Construction and landscape activities can have a negative impact on existing trees, but the damage is often not visible for several years.
The University of Georgia Center for Urban Agriculture has produced an excellent leaflet that discusses tree protection during construction.
The following suggestions and comments are from the Urban Agriculture Center’s leaflet.
There are five areas of concern for tree health during construction: physical damage, soil cuts, soil fills, soil compaction and chemical damage.
Landscape professionals, arborists and property owners should meet on-site with the building contractor at the inception of the project to set clear and reasonable goals for tree protection. Buildings, walkways and utilities should be sighted, not only for their greatest aesthetic appeal, but also to minimize damage to the existing trees. The building contractor will need to identify the primary access routes, work areas, material storage areas, parking and paint/concrete washout areas.
Other major considerations are soil grading activities that occur in a critical rooting zone, which may change drainage patterns. Clear communication among all parties involved is key to a successful tree save.
Grading equipment hitting the sides of a tree is not good at all. The cambium layer, which transports food and water, is located on the outer circumference of the trunk and is only protected by a thin bark layer. If the cambium layer is damaged, food and water transport will be affected. If a significant amount of the cambium layer is damaged the tree will die.
Soil cuts and fills occur when soil is removed (cut) or added (fill). This includes trenching. Cuts and fills impact the roots ability to exchange oxygen and transport water. Significant root damage is caused with cuts greater than 2 inches in clay soils and 10 inches in sandy soil.
Likewise, fills exceeding 1 inch of clay soils and 8 inches of sandy soil initiate root damage. Root death occurs with the addition of 3 inches of clay soil and 24 inches of sandy soil.
Trenching for utilities may also be damaging to trees. Trenching severs the root system, killing roots from the severed point outward.

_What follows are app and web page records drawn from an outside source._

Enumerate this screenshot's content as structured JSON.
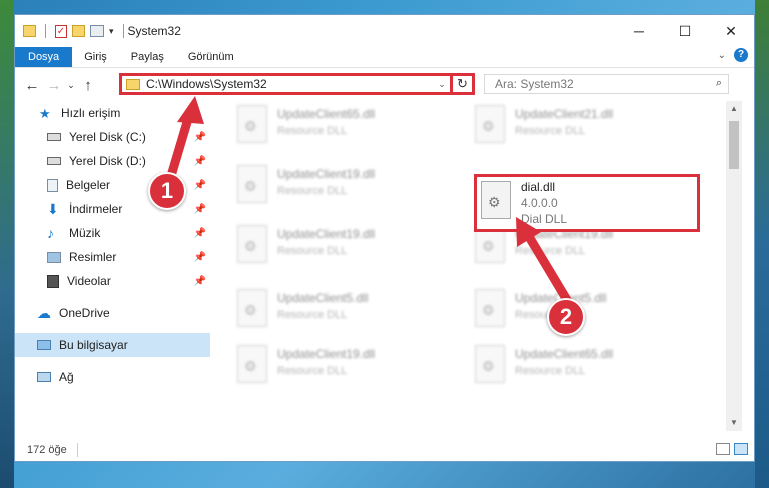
{
  "window": {
    "title": "System32",
    "minimize_label": "─",
    "maximize_label": "☐",
    "close_label": "✕"
  },
  "ribbon": {
    "tabs": [
      "Dosya",
      "Giriş",
      "Paylaş",
      "Görünüm"
    ],
    "help_label": "?"
  },
  "address": {
    "path": "C:\\Windows\\System32",
    "search_placeholder": "Ara: System32"
  },
  "sidebar": {
    "quick_access": "Hızlı erişim",
    "items": [
      {
        "label": "Yerel Disk (C:)",
        "icon": "drive-icon"
      },
      {
        "label": "Yerel Disk (D:)",
        "icon": "drive-icon"
      },
      {
        "label": "Belgeler",
        "icon": "documents-icon"
      },
      {
        "label": "İndirmeler",
        "icon": "download-icon"
      },
      {
        "label": "Müzik",
        "icon": "music-icon"
      },
      {
        "label": "Resimler",
        "icon": "pictures-icon"
      },
      {
        "label": "Videolar",
        "icon": "video-icon"
      }
    ],
    "onedrive": "OneDrive",
    "this_pc": "Bu bilgisayar",
    "network": "Ağ"
  },
  "files": [
    {
      "name": "UpdateClient65.dll",
      "desc": "Resource DLL"
    },
    {
      "name": "UpdateClient21.dll",
      "desc": "Resource DLL"
    },
    {
      "name": "UpdateClient19.dll",
      "desc": "Resource DLL"
    },
    {
      "name": "dial.dll",
      "version": "4.0.0.0",
      "desc": "Dial DLL"
    },
    {
      "name": "UpdateClient19.dll",
      "desc": "Resource DLL"
    },
    {
      "name": "UpdateClient19.dll",
      "desc": "Resource DLL"
    },
    {
      "name": "UpdateClient5.dll",
      "desc": "Resource DLL"
    },
    {
      "name": "UpdateClient5.dll",
      "desc": "Resource DLL"
    },
    {
      "name": "UpdateClient19.dll",
      "desc": "Resource DLL"
    },
    {
      "name": "UpdateClient65.dll",
      "desc": "Resource DLL"
    }
  ],
  "status": {
    "item_count": "172 öğe"
  },
  "annotations": {
    "step1": "1",
    "step2": "2",
    "color": "#d9303b"
  },
  "colors": {
    "accent": "#1979ca",
    "highlight": "#d9303b",
    "selection": "#cce4f7"
  }
}
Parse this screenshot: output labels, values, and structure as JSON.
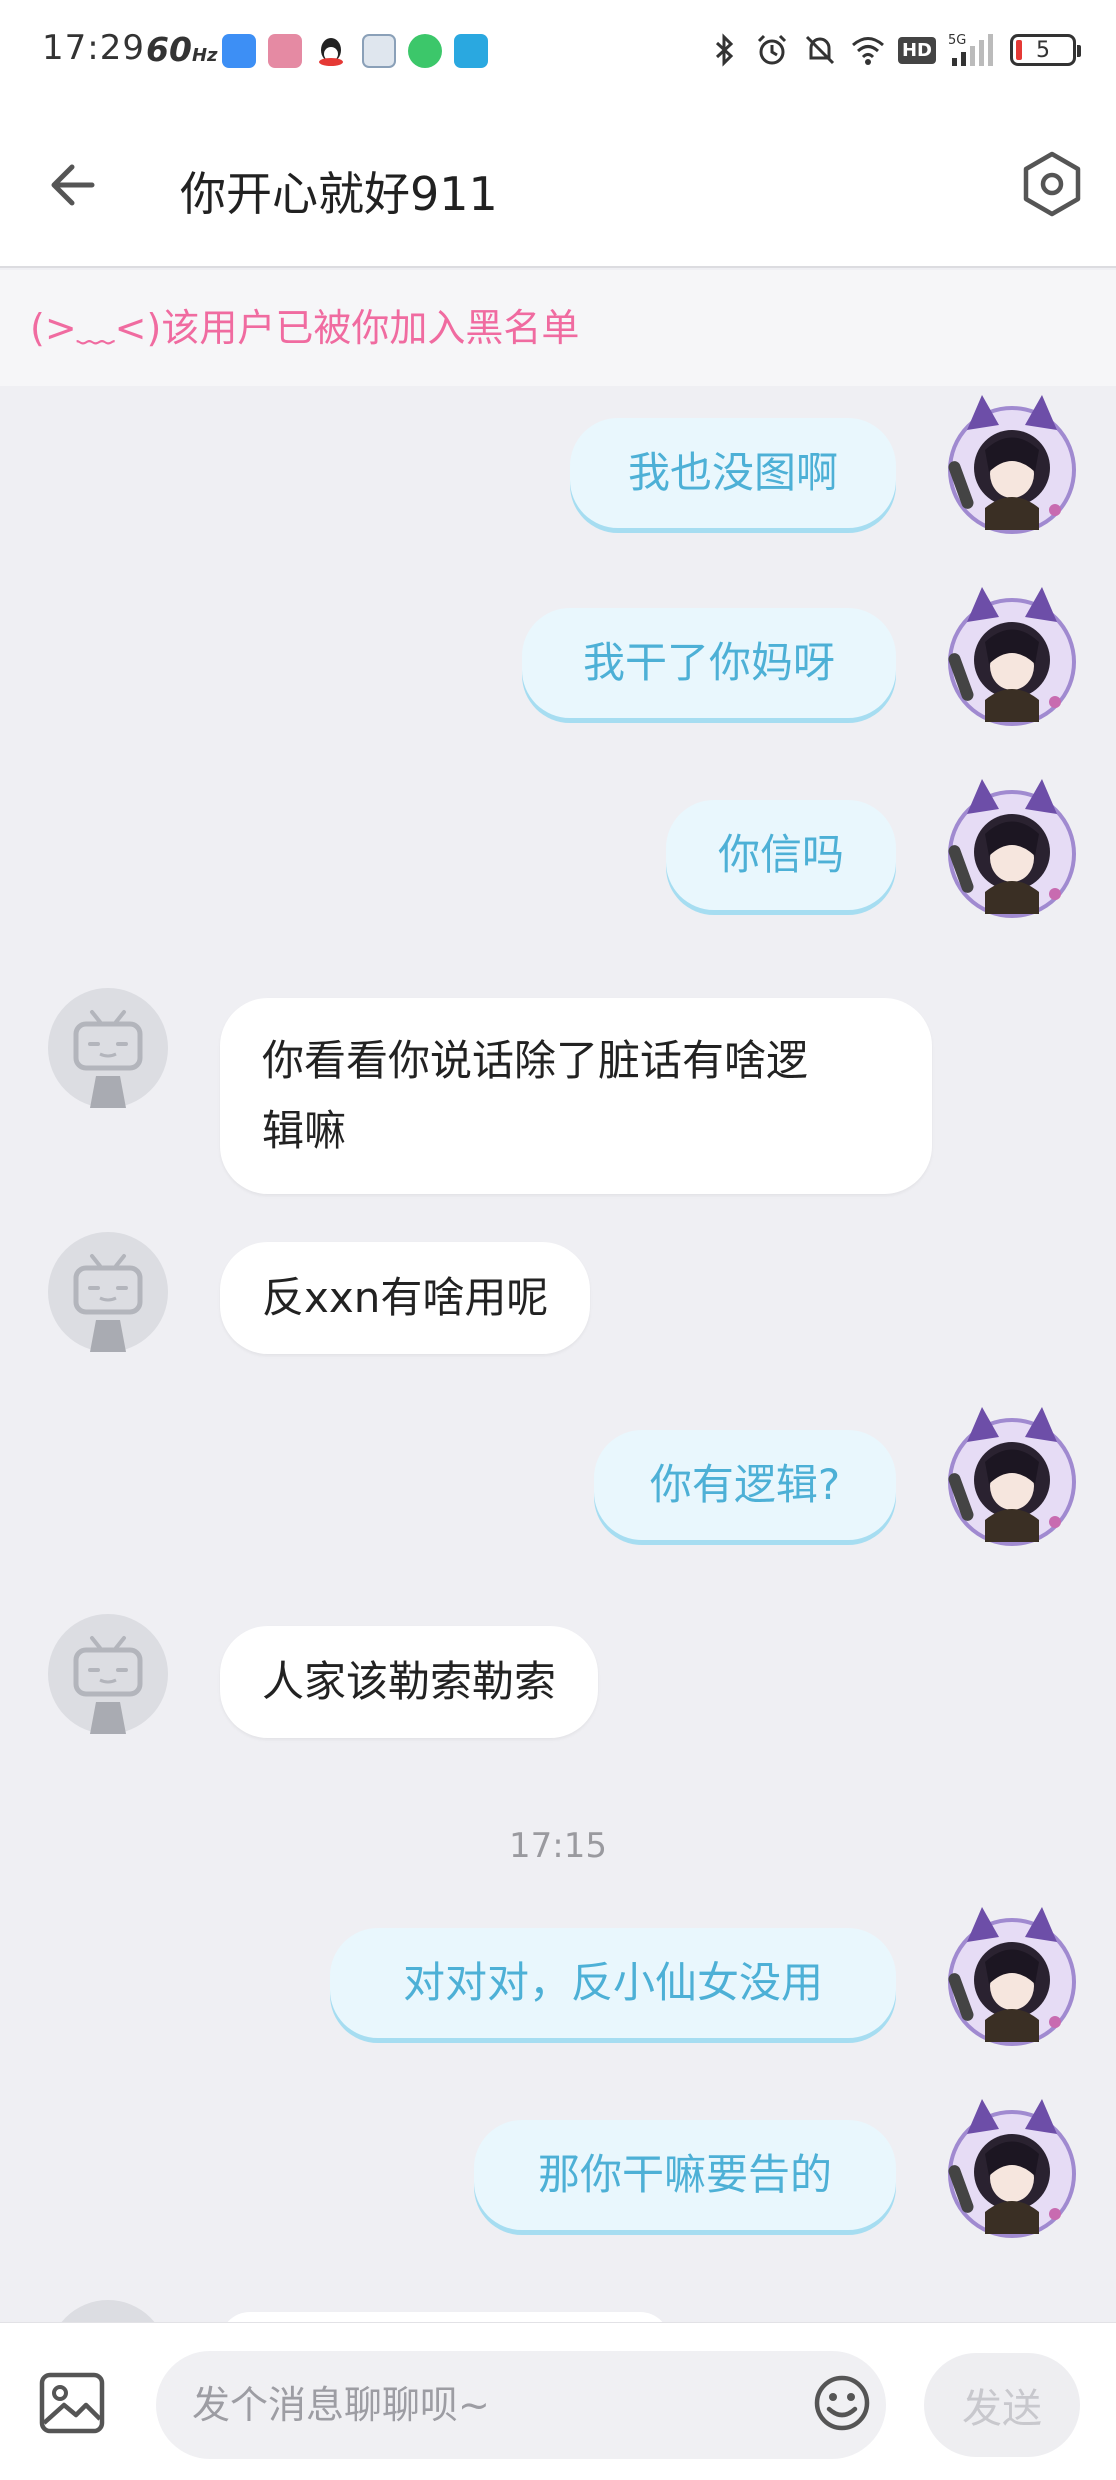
{
  "status_bar": {
    "time": "17:29",
    "refresh_rate": "60",
    "refresh_unit": "Hz",
    "battery": "5",
    "network": "5G"
  },
  "header": {
    "title": "你开心就好911",
    "back_icon": "arrow-left-icon",
    "settings_icon": "hexagon-gear-icon"
  },
  "notice": {
    "text": "(>﹏<)该用户已被你加入黑名单"
  },
  "messages": [
    {
      "sender": "me",
      "text": "我也没图啊"
    },
    {
      "sender": "me",
      "text": "我干了你妈呀"
    },
    {
      "sender": "me",
      "text": "你信吗"
    },
    {
      "sender": "other",
      "line1": "你看看你说话除了脏话有啥逻",
      "line2": "辑嘛"
    },
    {
      "sender": "other",
      "text": "反xxn有啥用呢"
    },
    {
      "sender": "me",
      "text": "你有逻辑?"
    },
    {
      "sender": "other",
      "text": "人家该勒索勒索"
    },
    {
      "sender": "me",
      "text": "对对对，反小仙女没用"
    },
    {
      "sender": "me",
      "text": "那你干嘛要告的"
    }
  ],
  "timestamp": "17:15",
  "composer": {
    "placeholder": "发个消息聊聊呗~",
    "send_label": "发送",
    "image_icon": "image-icon",
    "emoji_icon": "emoji-icon"
  },
  "colors": {
    "my_bubble_bg": "#e9f7fd",
    "my_bubble_text": "#4db0d6",
    "notice_text": "#f06ba0",
    "chat_bg": "#efeff3"
  }
}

Soil compaction is a silent killer of urban trees. Tree decline from soil compaction may take three to seven years to appear. Stockpiled building materials, heavy machinery and excessive foot traffic all damage soil structure.
Chemical damage of trees may occur if equipment and concrete wash out areas are not properly sited.
Note that in many cases every tree can or should be saved. Every site is different. Some may have diseased trees and/or trees which pose a danger.
Developing a plan ahead of time is the key.
Once the desirable trees and construction routes are determined, the tree protection zones and signage for designated equipment wash out areas should be installed.
Orange tree save fencing is commonly used, being easy to remove when it is inconvenient to go around the tree save area.
For more information contact the Dawson County Extension Office at (706) 265-2442.
Clark Beusse is the Dawson County Extension Agent.